The VORTEX lineup officially hits shelves on 9.10.11 and features four new blasters, including the 20-disc, clip fed, fully automatic VORTEX NITRON blaster. All VORTEX blasters shoot discs infused with XLR technology, offering some of the longest blaster ranges in NERF history! To enhance the debut of this unique NERF lineup and complete the VORTEX launch, the brand called on There For Tomorrow’s inspirational and energetic sound to support its commercials and be the latest NERF band. The song ‘A Little Faster’ from their first full length album, A Little Faster, is heard on the NERF VORTEX teaser commercial currently airing across the country and seen on YouTube.com/Nerf and will be featured in the new VORTEX commercial airing on 9.10.11. The Orlando band recently played at the 2011 Vans Warped Tour and their music will be used in the NERF brand’s TV campaign throughout 2012.

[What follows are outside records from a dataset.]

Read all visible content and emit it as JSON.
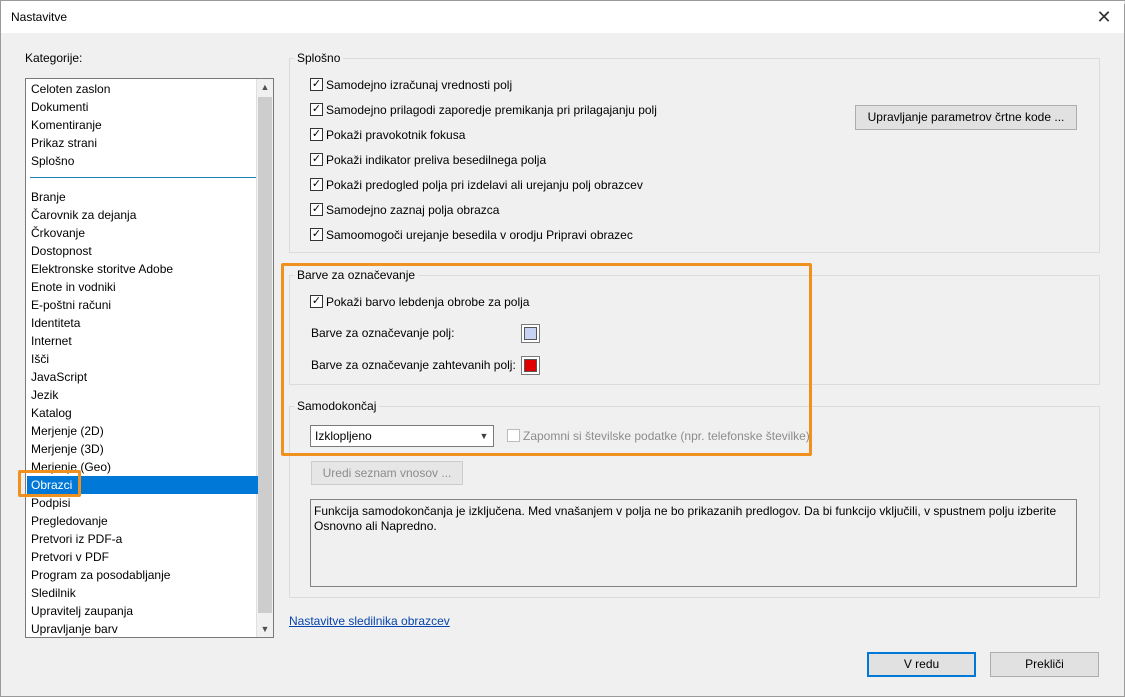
{
  "window": {
    "title": "Nastavitve",
    "close_glyph": "✕"
  },
  "categories": {
    "label": "Kategorije:",
    "top_items": [
      "Celoten zaslon",
      "Dokumenti",
      "Komentiranje",
      "Prikaz strani",
      "Splošno"
    ],
    "items": [
      "Branje",
      "Čarovnik za dejanja",
      "Črkovanje",
      "Dostopnost",
      "Elektronske storitve Adobe",
      "Enote in vodniki",
      "E-poštni računi",
      "Identiteta",
      "Internet",
      "Išči",
      "JavaScript",
      "Jezik",
      "Katalog",
      "Merjenje (2D)",
      "Merjenje (3D)",
      "Merjenje (Geo)",
      "Obrazci",
      "Podpisi",
      "Pregledovanje",
      "Pretvori iz PDF-a",
      "Pretvori v PDF",
      "Program za posodabljanje",
      "Sledilnik",
      "Upravitelj zaupanja",
      "Upravljanje barv"
    ],
    "selected": "Obrazci"
  },
  "general": {
    "title": "Splošno",
    "options": [
      {
        "label": "Samodejno izračunaj vrednosti polj",
        "checked": true
      },
      {
        "label": "Samodejno prilagodi zaporedje premikanja pri prilagajanju polj",
        "checked": true
      },
      {
        "label": "Pokaži pravokotnik fokusa",
        "checked": true
      },
      {
        "label": "Pokaži indikator preliva besedilnega polja",
        "checked": true
      },
      {
        "label": "Pokaži predogled polja pri izdelavi ali urejanju polj obrazcev",
        "checked": true
      },
      {
        "label": "Samodejno zaznaj polja obrazca",
        "checked": true
      },
      {
        "label": "Samoomogoči urejanje besedila v orodju Pripravi obrazec",
        "checked": true
      }
    ],
    "barcode_button": "Upravljanje parametrov črtne kode ..."
  },
  "highlight": {
    "title": "Barve za označevanje",
    "hover_border": {
      "label": "Pokaži barvo lebdenja obrobe za polja",
      "checked": true
    },
    "field_color_label": "Barve za označevanje polj:",
    "field_color": "#c8d2f5",
    "required_color_label": "Barve za označevanje zahtevanih polj:",
    "required_color": "#e00000"
  },
  "autocomplete": {
    "title": "Samodokončaj",
    "mode": "Izklopljeno",
    "remember_numeric": {
      "label": "Zapomni si številske podatke (npr. telefonske številke)",
      "checked": false
    },
    "edit_entries_button": "Uredi seznam vnosov ...",
    "description": "Funkcija samodokončanja je izključena. Med vnašanjem v polja ne bo prikazanih predlogov. Da bi funkcijo vključili, v spustnem polju izberite Osnovno ali Napredno."
  },
  "tracker_link": "Nastavitve sledilnika obrazcev",
  "buttons": {
    "ok": "V redu",
    "cancel": "Prekliči"
  },
  "glyphs": {
    "check": "✓",
    "scroll_up": "▲",
    "scroll_down": "▼",
    "dropdown": "▼"
  },
  "colors": {
    "accent": "#0078d7",
    "annotation": "#f0901e",
    "link": "#0645ad"
  }
}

The adventure is over in NYC. Having the vortex blasters in-hand definitely solidified my feelings about them. Don’t be afraid of change, people! The range and capabilities of these blasters just might surprise you. Worth a try? For sure. Expect my final take on these when I manage to get them myself.

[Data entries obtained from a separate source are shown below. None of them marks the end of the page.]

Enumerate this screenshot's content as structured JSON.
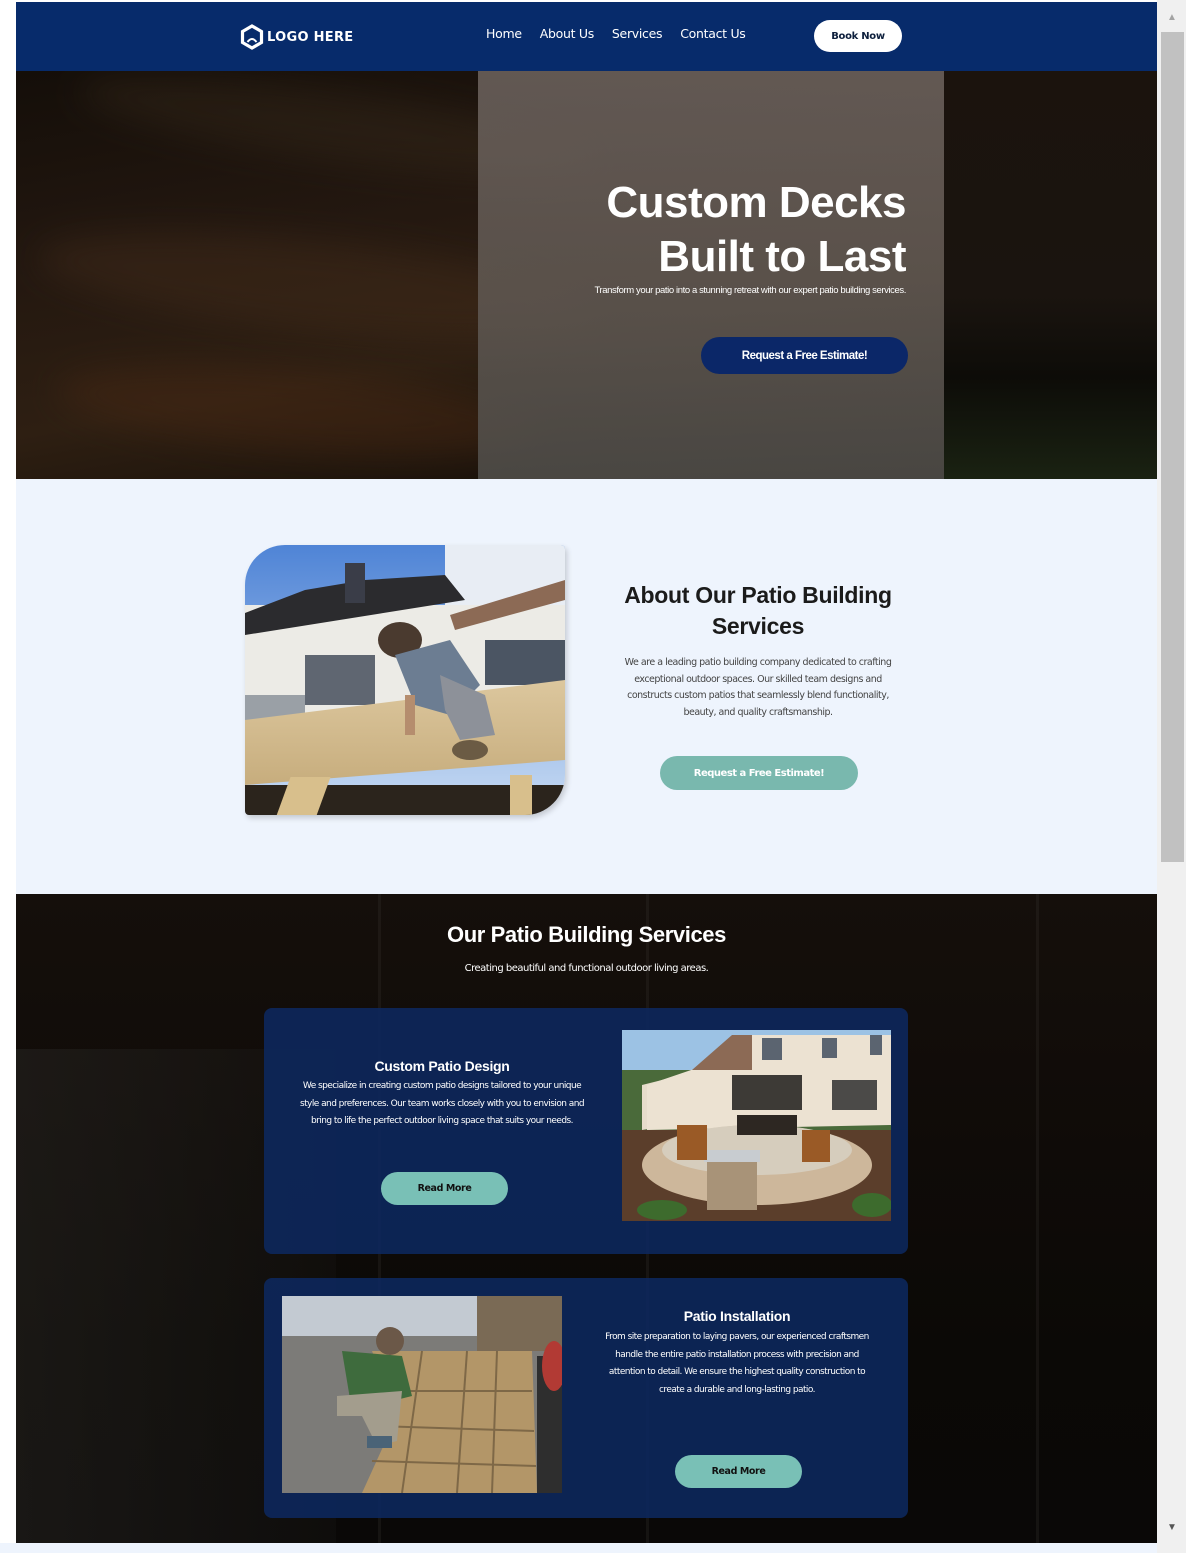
{
  "nav": {
    "logo_text": "LOGO HERE",
    "links": [
      {
        "label": "Home"
      },
      {
        "label": "About Us"
      },
      {
        "label": "Services"
      },
      {
        "label": "Contact Us"
      }
    ],
    "cta_label": "Book Now"
  },
  "hero": {
    "title_line1": "Custom Decks",
    "title_line2": "Built to Last",
    "subtitle": "Transform your patio into a stunning retreat with our expert patio building services.",
    "cta_label": "Request a Free Estimate!"
  },
  "about": {
    "title": "About Our Patio Building Services",
    "body": "We are a leading patio building company dedicated to crafting exceptional outdoor spaces. Our skilled team designs and constructs custom patios that seamlessly blend functionality, beauty, and quality craftsmanship.",
    "cta_label": "Request a Free Estimate!",
    "image_alt": "worker building wooden deck"
  },
  "services": {
    "title": "Our Patio Building Services",
    "subtitle": "Creating beautiful and functional outdoor living areas.",
    "cards": [
      {
        "title": "Custom Patio Design",
        "body": "We specialize in creating custom patio designs tailored to your unique style and preferences. Our team works closely with you to envision and bring to life the perfect outdoor living space that suits your needs.",
        "button_label": "Read More",
        "image_alt": "circular stone patio with fire pit"
      },
      {
        "title": "Patio Installation",
        "body": "From site preparation to laying pavers, our experienced craftsmen handle the entire patio installation process with precision and attention to detail. We ensure the highest quality construction to create a durable and long-lasting patio.",
        "button_label": "Read More",
        "image_alt": "worker laying stone pavers"
      }
    ]
  },
  "colors": {
    "navy": "#072b6b",
    "teal": "#79b8ae",
    "light_bg": "#eef4fd",
    "card_bg": "#0c285f"
  },
  "scrollbar": {
    "up_icon": "▲",
    "down_icon": "▼"
  }
}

In the meantime-
Praxis is my fave.
Nitron is good.
Vigilon is a higher range maverick.
Proton is a surprisingly good sidearm. There are little touches in the design that really make it feel cool even though it is a pistol.
Swag bag is swag
Ok, so I’ve managed to put a few discs through the Vigilon and now for some quick thoughts:
– Range/ammo flight path: Surprising! Like anything of this medium (foam) the accuracy dips the higher distance they travel. I had a bit of a breeze behind me and you the discs kind of glide up and down with the wind current. If you throw frisbees ever you know what I’m talking about. The discs never floated to the ground from what I could tell, though. They would slice left or right to the ground. Interesting though, I can only really comment once I get them to a stock game. I imagine aiming’ll be interesting using this.
– The blaster: The Vigilon is pretty comfy. I’d liken the size of it to a Recon, but it’s a bit wider obviously for the discs. The internal magazine opens up at the touch of a switch (positioned on both sides of the blaster)by the grip; so it’s easy to reach with the thumb. I wouldn’t expect to holster this… but there is a loop for a carabiner or something at the bottom of the handle. Tac-rail on top, and a wide muzzle for the disc makes for an almost cartoony-sized blaster but it pulls it off. Should a disc jam in the muzzle, there’s a release switch on the right. Didn’t have a jammed disc yet so haven’t had to use it yet.
No need to worry about the disc falling out if you face it downward after priming; the disc stayed put while running around after it was ready to fire.
The Vigilon is a little short on capacty (5 shots at a time) but the reload mechanism is pretty slick. It’s handy to just have to grab five discs, stack them, and put them in the internal clip at one time than reload each individual chamber or one after the other (as with the Specter, Maverick, or Speedload-6).
Price is $15.99 and considering the alternatives out there is not too much considering the range you’re also getting. While I’m hesitant about the discs, I’ll definitely be able to say more as I have more time with it. Worth a look for a midrange blaster to try out this new ammo type, for sure. It’s easy to carry and doesn’t require extra clips to carry around (like the nitron and praxis) so if you like to pack only a blaster and ammo, this’ll be the choice for you.
Test firing the Nerf Vortex Vigilon LXR disc shooter! Right off, it looks like it’ll work for lefties and righties (except that the door only opens on the left side of the blaster). I’ll have a more in-depth look and better firing test soon. It comes with 5 discs, user guide, and the blaster.
Interesting note, you can prime and run the Vigilon without the disc falling out.